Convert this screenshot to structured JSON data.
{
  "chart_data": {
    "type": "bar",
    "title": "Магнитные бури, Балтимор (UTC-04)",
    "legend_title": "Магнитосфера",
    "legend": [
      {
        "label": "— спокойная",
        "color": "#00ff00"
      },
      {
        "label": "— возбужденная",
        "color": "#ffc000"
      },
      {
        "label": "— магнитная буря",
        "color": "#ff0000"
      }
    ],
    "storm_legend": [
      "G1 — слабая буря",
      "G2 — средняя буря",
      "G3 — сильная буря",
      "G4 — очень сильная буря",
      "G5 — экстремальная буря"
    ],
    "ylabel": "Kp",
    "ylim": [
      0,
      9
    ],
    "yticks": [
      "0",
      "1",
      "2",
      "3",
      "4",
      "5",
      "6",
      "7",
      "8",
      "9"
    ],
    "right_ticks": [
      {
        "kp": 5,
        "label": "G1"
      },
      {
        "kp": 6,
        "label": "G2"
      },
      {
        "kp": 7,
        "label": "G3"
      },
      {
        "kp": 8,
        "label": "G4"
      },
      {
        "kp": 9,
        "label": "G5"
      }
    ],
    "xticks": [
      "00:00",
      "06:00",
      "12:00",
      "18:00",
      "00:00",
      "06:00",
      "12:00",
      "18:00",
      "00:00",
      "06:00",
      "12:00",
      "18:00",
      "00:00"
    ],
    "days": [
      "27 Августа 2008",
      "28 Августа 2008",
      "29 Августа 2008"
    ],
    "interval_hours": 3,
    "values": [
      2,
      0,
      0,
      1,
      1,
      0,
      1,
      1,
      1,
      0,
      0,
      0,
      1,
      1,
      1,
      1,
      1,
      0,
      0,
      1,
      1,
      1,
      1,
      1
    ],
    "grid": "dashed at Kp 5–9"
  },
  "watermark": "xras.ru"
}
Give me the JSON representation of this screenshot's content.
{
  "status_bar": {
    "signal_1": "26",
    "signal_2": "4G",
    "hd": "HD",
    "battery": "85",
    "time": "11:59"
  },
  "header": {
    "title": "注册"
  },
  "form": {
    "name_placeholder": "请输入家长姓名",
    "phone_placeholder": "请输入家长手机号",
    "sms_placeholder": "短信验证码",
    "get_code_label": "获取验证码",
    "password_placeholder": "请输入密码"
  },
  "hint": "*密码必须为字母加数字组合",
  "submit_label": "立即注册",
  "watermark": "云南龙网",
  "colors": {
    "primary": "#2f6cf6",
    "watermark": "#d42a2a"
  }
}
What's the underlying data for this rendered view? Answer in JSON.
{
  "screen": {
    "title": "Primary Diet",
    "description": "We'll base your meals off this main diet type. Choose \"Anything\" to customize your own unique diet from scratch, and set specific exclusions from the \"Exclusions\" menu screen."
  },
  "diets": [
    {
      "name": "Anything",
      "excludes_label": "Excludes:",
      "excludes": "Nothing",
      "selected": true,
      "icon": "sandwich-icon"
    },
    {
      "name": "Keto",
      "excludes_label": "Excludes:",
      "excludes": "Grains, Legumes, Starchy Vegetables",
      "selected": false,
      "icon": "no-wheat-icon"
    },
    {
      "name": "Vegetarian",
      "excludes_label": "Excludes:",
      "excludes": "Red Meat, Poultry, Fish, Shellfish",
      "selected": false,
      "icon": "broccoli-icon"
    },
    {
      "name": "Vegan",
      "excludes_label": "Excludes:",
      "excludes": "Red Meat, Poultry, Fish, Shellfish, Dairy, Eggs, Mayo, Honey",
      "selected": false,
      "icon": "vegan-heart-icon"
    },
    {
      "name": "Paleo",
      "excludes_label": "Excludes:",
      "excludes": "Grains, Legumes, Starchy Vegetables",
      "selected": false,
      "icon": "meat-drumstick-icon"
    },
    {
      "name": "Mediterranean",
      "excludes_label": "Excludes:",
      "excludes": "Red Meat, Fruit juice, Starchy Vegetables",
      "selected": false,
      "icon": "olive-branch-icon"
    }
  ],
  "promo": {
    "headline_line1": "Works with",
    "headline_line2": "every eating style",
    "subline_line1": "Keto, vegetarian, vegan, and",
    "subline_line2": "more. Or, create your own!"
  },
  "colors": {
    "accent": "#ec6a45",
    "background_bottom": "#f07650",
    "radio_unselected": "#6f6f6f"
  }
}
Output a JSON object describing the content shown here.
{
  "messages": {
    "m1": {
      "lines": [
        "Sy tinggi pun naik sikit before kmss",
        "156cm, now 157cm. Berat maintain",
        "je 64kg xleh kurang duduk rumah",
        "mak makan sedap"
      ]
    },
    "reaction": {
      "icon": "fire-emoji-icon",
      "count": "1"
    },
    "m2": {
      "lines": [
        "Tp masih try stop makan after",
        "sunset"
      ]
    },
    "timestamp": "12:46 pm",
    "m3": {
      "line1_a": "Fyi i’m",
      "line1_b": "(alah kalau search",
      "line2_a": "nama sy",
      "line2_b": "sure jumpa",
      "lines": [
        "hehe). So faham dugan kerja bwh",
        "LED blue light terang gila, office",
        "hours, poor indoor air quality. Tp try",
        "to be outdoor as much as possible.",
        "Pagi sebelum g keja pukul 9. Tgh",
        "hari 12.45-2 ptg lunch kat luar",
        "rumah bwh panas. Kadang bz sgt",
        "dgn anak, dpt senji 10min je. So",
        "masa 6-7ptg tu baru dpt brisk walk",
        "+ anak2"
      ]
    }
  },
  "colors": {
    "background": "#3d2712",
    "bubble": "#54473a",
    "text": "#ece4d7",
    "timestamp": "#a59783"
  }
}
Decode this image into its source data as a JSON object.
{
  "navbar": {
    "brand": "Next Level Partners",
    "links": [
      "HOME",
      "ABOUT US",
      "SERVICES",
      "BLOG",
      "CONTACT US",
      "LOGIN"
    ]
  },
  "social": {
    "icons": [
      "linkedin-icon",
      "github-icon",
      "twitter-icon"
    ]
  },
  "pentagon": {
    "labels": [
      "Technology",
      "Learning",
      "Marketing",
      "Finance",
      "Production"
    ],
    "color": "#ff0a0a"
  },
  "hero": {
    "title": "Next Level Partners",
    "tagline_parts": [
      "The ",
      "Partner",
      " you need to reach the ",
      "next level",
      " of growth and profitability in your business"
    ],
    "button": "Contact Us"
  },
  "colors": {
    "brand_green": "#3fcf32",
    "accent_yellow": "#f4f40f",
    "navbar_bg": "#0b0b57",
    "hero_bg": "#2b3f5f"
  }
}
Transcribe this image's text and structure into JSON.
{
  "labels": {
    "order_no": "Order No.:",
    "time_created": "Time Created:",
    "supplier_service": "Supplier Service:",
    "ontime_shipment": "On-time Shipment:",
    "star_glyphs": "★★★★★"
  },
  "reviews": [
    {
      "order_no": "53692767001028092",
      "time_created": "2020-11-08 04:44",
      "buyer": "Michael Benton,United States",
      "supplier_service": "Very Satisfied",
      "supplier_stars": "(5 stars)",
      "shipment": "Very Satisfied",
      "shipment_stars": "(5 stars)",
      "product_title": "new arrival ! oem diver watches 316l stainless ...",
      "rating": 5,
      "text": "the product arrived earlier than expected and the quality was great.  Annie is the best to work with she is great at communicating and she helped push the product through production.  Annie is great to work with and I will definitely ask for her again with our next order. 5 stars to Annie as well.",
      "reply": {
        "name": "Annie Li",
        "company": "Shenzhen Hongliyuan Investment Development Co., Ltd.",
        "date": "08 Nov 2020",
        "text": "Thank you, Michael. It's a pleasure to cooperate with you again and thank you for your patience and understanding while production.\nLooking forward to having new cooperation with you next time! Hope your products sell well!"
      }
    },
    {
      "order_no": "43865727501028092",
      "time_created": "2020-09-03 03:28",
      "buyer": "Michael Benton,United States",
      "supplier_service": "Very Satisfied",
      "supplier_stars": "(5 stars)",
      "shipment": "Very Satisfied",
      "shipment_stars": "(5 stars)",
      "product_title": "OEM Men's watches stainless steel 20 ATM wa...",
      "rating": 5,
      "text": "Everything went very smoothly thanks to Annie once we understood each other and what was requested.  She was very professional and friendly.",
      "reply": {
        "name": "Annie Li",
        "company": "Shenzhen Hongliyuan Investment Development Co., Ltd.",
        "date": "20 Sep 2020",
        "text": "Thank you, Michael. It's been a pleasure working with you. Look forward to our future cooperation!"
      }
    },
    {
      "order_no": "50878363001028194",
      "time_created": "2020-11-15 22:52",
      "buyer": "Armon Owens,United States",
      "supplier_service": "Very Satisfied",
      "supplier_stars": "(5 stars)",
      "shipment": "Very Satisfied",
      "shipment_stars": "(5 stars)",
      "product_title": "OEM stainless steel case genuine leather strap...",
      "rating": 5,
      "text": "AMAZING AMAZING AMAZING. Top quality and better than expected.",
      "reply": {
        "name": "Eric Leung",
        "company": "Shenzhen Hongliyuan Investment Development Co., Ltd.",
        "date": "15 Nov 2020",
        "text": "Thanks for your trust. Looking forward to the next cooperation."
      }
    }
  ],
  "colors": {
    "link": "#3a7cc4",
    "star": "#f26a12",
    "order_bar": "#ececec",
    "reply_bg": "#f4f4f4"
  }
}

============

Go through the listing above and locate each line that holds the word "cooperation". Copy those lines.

■ **RESULT**
        "text": "Thank you, Michael. It's a pleasure to cooperate with you again and thank you for your patience and understanding while production.\nLooking forward to having new cooperation with you next time! Hope your products sell well!"
        "text": "Thank you, Michael. It's been a pleasure working with you. Look forward to our future cooperation!"
        "text": "Thanks for your trust. Looking forward to the next cooperation."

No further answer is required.